Until 1700, Mesolongi was under Venetian domination. Its inhabitants were mostly fishermen. They lived in cabins which were made of a kind of waterproof straw and reed and stood on stilts above sea water so that they did not get in contact with it.
After the Renaissance, Mesolongi was a village of fishermen. Several inhabitants began, except of fishing, to develop in the construction of ships in the local shipyards. The fleet of Mesolongi numbered 50 big ships with commercial activities even abroad.

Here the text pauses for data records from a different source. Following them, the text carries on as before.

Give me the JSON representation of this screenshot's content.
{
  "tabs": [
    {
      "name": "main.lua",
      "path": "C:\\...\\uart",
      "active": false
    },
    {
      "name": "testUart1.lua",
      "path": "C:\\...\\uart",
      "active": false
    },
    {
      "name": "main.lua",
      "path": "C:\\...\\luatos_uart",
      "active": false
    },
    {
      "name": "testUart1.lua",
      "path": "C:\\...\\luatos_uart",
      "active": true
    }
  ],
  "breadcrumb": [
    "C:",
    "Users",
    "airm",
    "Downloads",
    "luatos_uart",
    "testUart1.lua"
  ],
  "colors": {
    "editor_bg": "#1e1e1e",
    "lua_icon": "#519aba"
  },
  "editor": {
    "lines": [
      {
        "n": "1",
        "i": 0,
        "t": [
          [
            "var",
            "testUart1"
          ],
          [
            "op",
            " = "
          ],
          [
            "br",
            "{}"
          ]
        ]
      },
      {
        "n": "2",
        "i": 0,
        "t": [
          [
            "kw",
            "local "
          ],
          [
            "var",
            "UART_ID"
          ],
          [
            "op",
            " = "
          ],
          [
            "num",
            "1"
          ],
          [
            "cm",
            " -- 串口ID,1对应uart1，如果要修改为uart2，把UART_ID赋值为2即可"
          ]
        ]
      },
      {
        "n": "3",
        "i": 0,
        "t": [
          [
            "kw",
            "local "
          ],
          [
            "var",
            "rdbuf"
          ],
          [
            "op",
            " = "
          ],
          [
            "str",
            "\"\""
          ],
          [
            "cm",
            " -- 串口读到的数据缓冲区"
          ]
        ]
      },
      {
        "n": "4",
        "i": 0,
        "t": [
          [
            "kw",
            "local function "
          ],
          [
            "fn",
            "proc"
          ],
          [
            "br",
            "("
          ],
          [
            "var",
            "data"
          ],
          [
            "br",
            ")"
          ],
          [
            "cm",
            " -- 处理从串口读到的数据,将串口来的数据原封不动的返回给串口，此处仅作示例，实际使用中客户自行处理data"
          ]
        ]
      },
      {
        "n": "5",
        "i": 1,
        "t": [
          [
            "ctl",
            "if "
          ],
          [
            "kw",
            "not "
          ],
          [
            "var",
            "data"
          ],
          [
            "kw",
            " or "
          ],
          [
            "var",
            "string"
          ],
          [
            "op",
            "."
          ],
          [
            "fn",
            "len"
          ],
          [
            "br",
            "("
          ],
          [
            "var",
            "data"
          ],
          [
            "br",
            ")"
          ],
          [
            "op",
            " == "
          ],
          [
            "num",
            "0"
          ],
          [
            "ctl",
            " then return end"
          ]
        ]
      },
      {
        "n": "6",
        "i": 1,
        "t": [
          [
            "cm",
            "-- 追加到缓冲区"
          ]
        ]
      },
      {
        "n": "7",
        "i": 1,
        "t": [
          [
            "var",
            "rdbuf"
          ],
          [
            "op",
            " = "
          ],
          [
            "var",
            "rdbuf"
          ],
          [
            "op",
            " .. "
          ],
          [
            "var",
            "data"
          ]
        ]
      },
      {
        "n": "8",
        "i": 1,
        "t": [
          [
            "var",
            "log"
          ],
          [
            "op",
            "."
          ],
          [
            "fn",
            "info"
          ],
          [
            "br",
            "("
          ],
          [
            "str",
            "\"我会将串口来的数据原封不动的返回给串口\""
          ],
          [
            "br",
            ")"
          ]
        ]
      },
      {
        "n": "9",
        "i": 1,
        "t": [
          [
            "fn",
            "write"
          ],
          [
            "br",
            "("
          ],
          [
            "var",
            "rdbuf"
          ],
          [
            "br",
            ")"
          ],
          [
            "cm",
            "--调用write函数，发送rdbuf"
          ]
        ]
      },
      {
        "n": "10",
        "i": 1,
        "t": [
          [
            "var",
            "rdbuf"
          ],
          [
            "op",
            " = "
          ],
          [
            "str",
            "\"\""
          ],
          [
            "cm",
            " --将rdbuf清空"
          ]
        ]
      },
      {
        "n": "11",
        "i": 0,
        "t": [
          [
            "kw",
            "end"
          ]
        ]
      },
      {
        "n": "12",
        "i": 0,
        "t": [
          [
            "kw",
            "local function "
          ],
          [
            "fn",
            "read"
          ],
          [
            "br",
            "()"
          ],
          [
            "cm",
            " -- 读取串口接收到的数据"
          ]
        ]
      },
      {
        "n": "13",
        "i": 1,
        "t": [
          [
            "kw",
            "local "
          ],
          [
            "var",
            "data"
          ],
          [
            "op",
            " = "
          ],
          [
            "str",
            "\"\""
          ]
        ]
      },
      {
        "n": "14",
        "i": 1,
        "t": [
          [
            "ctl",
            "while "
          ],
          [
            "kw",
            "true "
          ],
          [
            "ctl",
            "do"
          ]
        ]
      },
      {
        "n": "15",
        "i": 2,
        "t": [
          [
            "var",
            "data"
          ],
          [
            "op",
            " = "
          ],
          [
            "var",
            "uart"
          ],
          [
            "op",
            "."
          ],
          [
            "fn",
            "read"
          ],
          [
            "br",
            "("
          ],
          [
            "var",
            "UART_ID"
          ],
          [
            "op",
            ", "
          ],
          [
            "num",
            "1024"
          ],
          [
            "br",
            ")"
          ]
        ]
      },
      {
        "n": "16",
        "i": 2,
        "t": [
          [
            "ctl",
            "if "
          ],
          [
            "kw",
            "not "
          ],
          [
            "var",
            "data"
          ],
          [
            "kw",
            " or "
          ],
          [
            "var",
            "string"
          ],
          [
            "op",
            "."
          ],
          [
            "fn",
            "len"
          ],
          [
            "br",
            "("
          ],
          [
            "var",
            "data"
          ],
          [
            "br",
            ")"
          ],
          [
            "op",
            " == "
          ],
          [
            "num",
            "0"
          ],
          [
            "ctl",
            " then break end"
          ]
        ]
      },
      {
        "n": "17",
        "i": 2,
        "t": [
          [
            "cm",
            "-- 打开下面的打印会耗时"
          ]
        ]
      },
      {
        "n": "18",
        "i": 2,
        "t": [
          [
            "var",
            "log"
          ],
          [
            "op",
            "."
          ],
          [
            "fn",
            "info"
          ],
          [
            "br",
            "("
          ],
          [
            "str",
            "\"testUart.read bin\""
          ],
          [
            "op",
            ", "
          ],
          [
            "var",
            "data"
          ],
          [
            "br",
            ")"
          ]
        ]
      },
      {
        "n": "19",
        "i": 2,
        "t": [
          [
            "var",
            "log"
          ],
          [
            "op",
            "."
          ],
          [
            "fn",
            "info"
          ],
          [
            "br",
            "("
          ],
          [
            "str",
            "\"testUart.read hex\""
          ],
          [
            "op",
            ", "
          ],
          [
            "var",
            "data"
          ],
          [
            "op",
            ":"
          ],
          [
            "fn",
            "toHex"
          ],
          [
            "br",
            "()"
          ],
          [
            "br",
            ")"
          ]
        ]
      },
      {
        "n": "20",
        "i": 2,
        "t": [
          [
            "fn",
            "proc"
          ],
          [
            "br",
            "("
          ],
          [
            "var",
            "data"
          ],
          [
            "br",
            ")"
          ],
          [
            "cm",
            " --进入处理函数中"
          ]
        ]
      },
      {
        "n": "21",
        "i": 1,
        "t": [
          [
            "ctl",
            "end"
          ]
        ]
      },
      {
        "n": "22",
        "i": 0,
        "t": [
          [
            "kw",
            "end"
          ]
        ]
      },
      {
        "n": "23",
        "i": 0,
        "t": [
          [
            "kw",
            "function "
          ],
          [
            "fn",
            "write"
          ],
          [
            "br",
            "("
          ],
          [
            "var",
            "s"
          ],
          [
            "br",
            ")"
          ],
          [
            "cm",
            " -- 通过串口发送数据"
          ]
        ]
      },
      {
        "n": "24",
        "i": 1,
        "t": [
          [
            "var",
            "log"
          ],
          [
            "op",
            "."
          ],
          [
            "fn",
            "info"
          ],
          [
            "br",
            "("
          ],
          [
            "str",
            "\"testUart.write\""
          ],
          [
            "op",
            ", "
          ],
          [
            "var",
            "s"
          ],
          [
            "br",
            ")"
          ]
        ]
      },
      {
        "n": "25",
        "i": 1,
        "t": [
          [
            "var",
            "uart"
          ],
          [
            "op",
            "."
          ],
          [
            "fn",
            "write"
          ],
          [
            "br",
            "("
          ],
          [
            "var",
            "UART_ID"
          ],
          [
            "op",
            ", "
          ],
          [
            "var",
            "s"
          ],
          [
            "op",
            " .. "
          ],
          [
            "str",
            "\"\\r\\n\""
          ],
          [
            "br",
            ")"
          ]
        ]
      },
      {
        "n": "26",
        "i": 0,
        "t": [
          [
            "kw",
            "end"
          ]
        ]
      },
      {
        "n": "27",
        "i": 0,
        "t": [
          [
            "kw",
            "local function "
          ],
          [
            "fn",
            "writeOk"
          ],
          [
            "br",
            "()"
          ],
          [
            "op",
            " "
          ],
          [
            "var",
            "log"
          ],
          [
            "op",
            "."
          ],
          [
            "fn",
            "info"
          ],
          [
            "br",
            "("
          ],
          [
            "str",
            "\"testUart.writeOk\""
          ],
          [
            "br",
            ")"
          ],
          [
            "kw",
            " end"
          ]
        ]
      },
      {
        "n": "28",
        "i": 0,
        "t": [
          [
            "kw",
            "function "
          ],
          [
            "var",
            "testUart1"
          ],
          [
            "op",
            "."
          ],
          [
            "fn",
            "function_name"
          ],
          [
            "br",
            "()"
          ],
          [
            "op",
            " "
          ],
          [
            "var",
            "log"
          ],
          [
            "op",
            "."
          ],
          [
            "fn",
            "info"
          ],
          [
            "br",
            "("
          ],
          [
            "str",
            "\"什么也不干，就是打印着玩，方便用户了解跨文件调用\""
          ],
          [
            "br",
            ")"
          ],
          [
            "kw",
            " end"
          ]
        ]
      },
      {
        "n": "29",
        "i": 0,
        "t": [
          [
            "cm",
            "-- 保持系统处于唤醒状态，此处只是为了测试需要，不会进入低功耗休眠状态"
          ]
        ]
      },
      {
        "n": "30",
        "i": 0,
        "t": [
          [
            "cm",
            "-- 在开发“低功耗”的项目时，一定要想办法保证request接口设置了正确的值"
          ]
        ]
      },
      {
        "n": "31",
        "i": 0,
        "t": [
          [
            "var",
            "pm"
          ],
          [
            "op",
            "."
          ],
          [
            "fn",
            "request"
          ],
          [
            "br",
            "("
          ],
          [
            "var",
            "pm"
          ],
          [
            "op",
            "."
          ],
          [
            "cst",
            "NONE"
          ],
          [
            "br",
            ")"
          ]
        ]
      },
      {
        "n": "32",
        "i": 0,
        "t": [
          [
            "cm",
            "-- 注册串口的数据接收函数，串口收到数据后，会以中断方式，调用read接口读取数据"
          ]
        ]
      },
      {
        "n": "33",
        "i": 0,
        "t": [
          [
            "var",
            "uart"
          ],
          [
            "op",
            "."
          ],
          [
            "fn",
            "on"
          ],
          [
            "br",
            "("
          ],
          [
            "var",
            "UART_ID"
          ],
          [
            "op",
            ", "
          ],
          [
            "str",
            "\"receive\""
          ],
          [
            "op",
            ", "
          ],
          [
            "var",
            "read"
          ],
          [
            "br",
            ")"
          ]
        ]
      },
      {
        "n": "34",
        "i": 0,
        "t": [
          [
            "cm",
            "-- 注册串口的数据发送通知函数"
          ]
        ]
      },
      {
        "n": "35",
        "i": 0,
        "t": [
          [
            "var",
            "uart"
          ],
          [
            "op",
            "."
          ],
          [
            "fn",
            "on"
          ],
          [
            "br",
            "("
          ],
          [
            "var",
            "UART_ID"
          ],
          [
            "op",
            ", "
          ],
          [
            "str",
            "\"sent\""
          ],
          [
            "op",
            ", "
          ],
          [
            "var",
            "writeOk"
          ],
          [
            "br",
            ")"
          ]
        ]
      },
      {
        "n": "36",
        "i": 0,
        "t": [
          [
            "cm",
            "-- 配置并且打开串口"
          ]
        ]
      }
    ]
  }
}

During the Orlof Revolt in 1770 the fleet of Mesolongi was defeated and the town passed to the Ottomans. Mesolongi revolted on May 20, 1821 and was a major stronghold of the Greek rebels in the Greek War of Independence, being the seat of the Senate of Western Continental Greece. Its inhabitants successfully resisted a siege by Ottoman forces in 1822. The second siege started on April 15, 1825 by Reşid Mehmed Pasha.
After a year of relentless enemy attacks and facing starvation, the people of Mesolongi decided to leave the beleaguered city in the “Exodus of its Guards” (The Sortie) on the night of April 10, 1826. At the time, there were 10,500 people in Mesolongi, 3,500 of who were armed. Very few people survived the Ottoman pincer movement after the betrayal of their plan.
Due to the heroic stance of the population and the subsequent massacre of its inhabitants by the Turkish-Egyptian forces, the city of Mesolongi received the honorary title of Hiera Polis (the Sacred City), unique among other Greek cities.
Perhaps Mesolongi fell at the time of the Exodus, but his history stands high and illuminates hearts of free men throughout the ages.
In the years following its liberation the town of Mesolongi produced five famous Prime Ministers (Spyridon and Charilaos Trikoupis etc), many historical personages, poets, artists, scientists, architects and men of letters. The famous British poet and philhellene Lord Byron, who supported the Greek struggle for independence, died in Mesolongi in 1824. He is commemorated by a cenotaph containing his heart and a statue located in the town.
Today Mesolongi is developed as a tourist attraction, being a town symbolizing freedom and commemorating it through the many international memorials in the Garden of Heroes. It is a universal symbol of the struggle of nations for dignity and freedom and a beautiful site offering great interest and rich opportunities for every visitor.